1821, American English, from shot (n.) in the sense of "lead in small pellets" (1770) + gun (n.). As distinguished from a rifle, which fires bullets. Shotgun wedding is attested by 1903, American English. To ride shotgun is by 1905, from custom of having an armed man beside the driver on the stagecoach in the Old West to ward off trouble.

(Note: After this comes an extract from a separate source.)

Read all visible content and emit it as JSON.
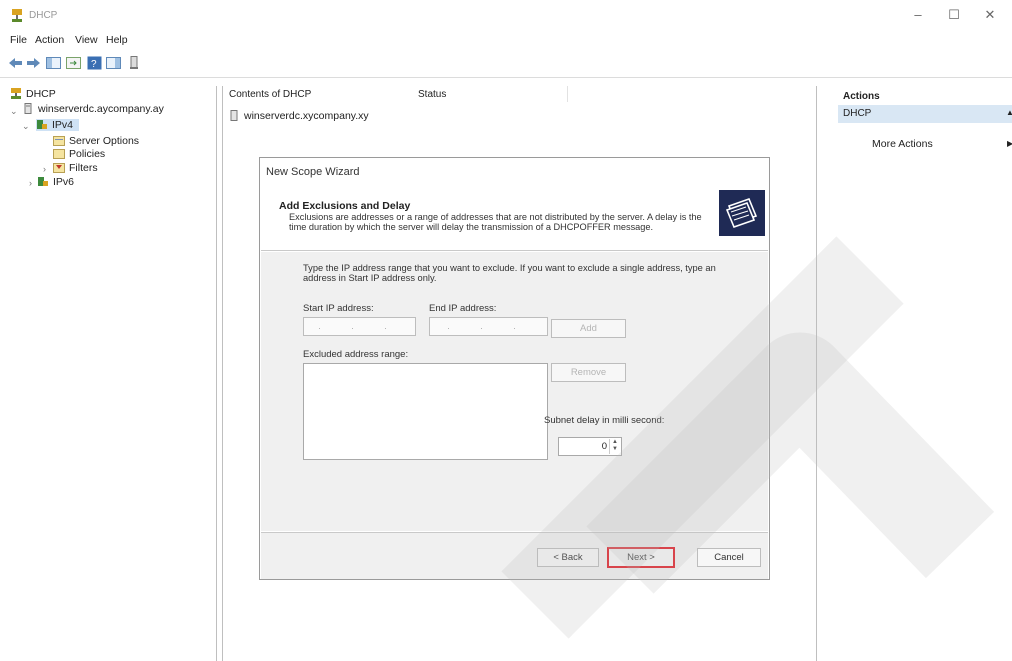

late 14c., rehersaille, "restatement, repetition of the words of another; account, narration," from rehearse + -al (2), or from Old French rehearsal "a repeating." Sense in theater and music, "act or process of studying by practice or preparatory exercise, a meeting of musical or dramatic performers for practice and study together" is from 1570s. A play being in rehearsal is from 1709. Pre-wedding rehearsal dinner attested by 1953.

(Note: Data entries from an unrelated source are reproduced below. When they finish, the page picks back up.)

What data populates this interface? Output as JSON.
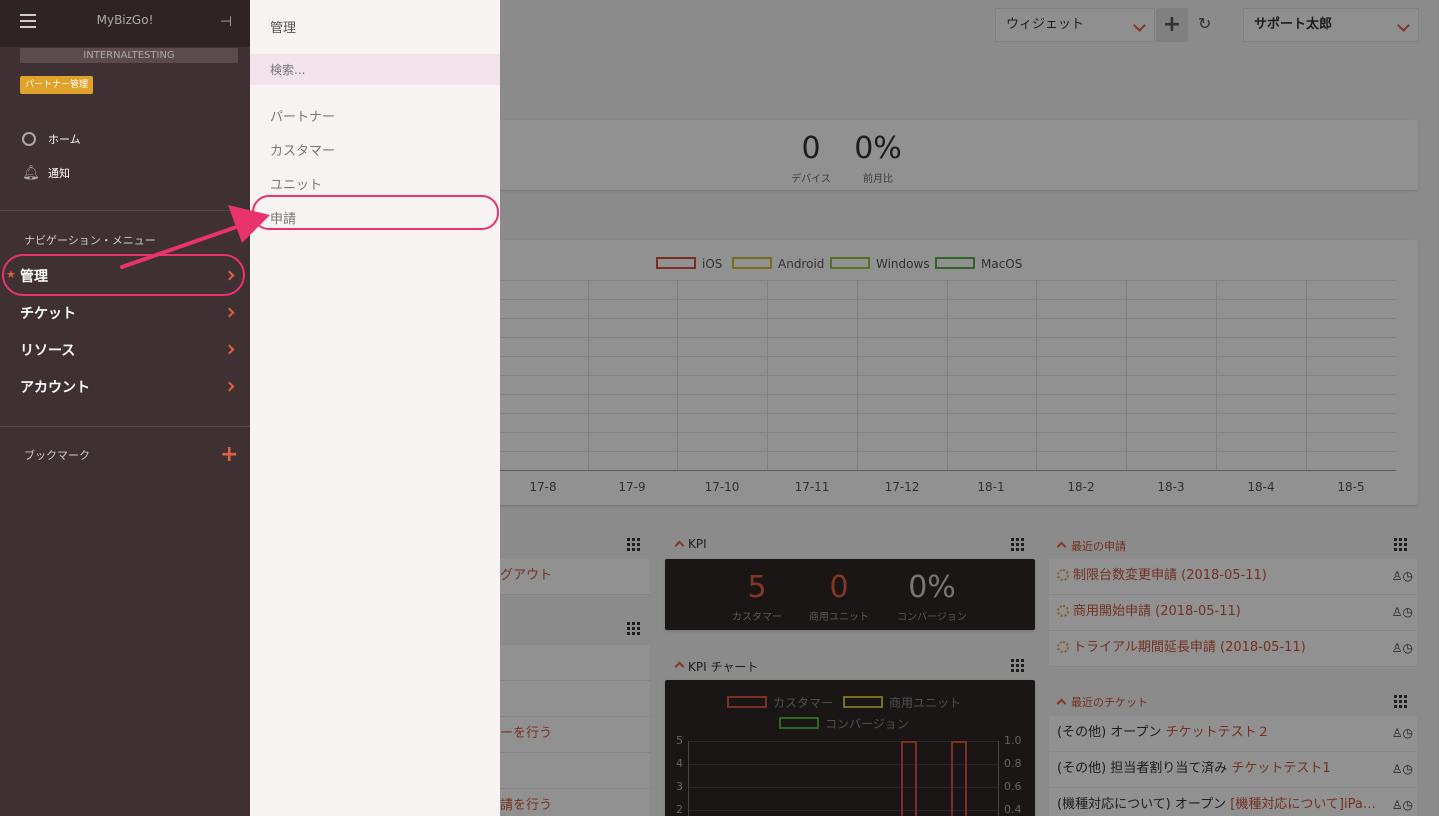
{
  "header": {
    "widget_select": "ウィジェット",
    "user_select": "サポート太郎"
  },
  "stats": {
    "devices_value": "0",
    "devices_label": "デバイス",
    "mom_value": "0%",
    "mom_label": "前月比"
  },
  "device_chart": {
    "legend": [
      "iOS",
      "Android",
      "Windows",
      "MacOS"
    ],
    "x_ticks": [
      "17-8",
      "17-9",
      "17-10",
      "17-11",
      "17-12",
      "18-1",
      "18-2",
      "18-3",
      "18-4",
      "18-5"
    ],
    "legend_colors": [
      "#d2553e",
      "#c8c030",
      "#98c040",
      "#50b040"
    ]
  },
  "left_widgets": {
    "row1_text": "グアウト",
    "row2_text": "ーを行う",
    "row3_text": "請を行う"
  },
  "kpi": {
    "title": "KPI",
    "customers_value": "5",
    "customers_label": "カスタマー",
    "units_value": "0",
    "units_label": "商用ユニット",
    "conversion_value": "0%",
    "conversion_label": "コンバージョン"
  },
  "kpi_chart": {
    "title": "KPI チャート",
    "legend": [
      "カスタマー",
      "商用ユニット",
      "コンバージョン"
    ],
    "y_left": [
      "5",
      "4",
      "3",
      "2"
    ],
    "y_right": [
      "1.0",
      "0.8",
      "0.6",
      "0.4"
    ]
  },
  "recent_applications": {
    "title": "最近の申請",
    "items": [
      "制限台数変更申請 (2018-05-11)",
      "商用開始申請 (2018-05-11)",
      "トライアル期間延長申請 (2018-05-11)"
    ]
  },
  "recent_tickets": {
    "title": "最近のチケット",
    "items": [
      {
        "prefix": "(その他) オープン",
        "link": "チケットテスト２"
      },
      {
        "prefix": "(その他) 担当者割り当て済み",
        "link": "チケットテスト1"
      },
      {
        "prefix": "(機種対応について) オープン",
        "link": "[機種対応について]iPa…"
      }
    ]
  },
  "sidebar": {
    "brand": "MyBizGo!",
    "env": "INTERNALTESTING",
    "badge": "パートナー管理",
    "home": "ホーム",
    "notify": "通知",
    "nav_heading": "ナビゲーション・メニュー",
    "nav": [
      "管理",
      "チケット",
      "リソース",
      "アカウント"
    ],
    "bookmark": "ブックマーク"
  },
  "submenu": {
    "title": "管理",
    "search_placeholder": "検索...",
    "items": [
      "パートナー",
      "カスタマー",
      "ユニット",
      "申請"
    ]
  },
  "colors": {
    "accent": "#e0603e",
    "highlight": "#e8336d",
    "sidebar": "#3f3034"
  }
}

"of or pertaining to marriage or the wedding ceremony," late 15c., from French nuptial, or directly from Latin nuptialis "pertaining to marriage," from nuptiae "a wedding," from nupta, fem. past participle of nubere "to marry, get married, wed, take as a husband," which is of uncertain origin. Perhaps it is from a PIE root *sneubh- "to marry, wed" (source also of Old Church Slavonic snubiti "to love, woo," Czech snoubiti "to seek in marriage," Slovak zasnubit "to betroth"). De Vaan finds the old theory that the verb nubere is literally "to cover, veil oneself" (as a bride) semantically attractive but unproven (compare Latin obnubere "to veil, cover the head," from nubes "cloud"). Related: Nuptially.

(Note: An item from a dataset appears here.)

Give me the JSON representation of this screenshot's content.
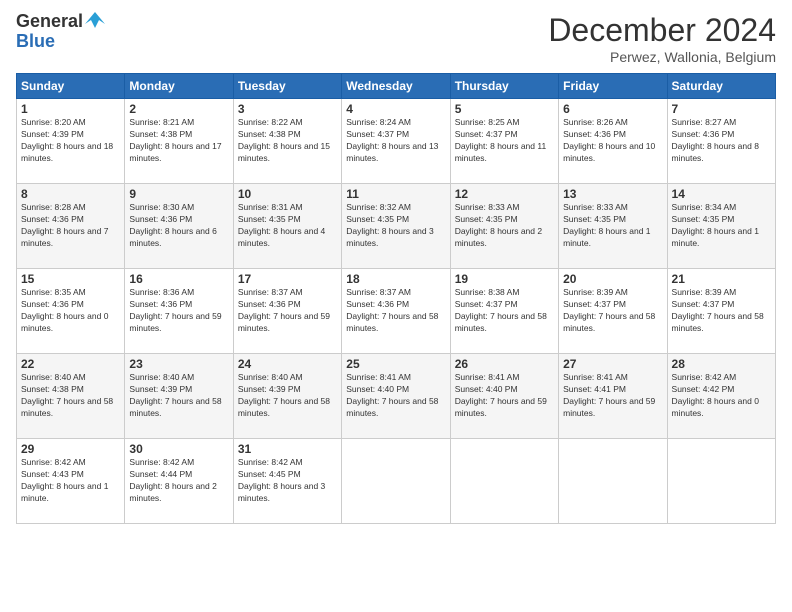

Nuptial number, a number obscurely described at the beginning of the eighth book of the "Republic" of Plato, and said to preside over the generation of men. The number meant may be 864. [Century Dictionary]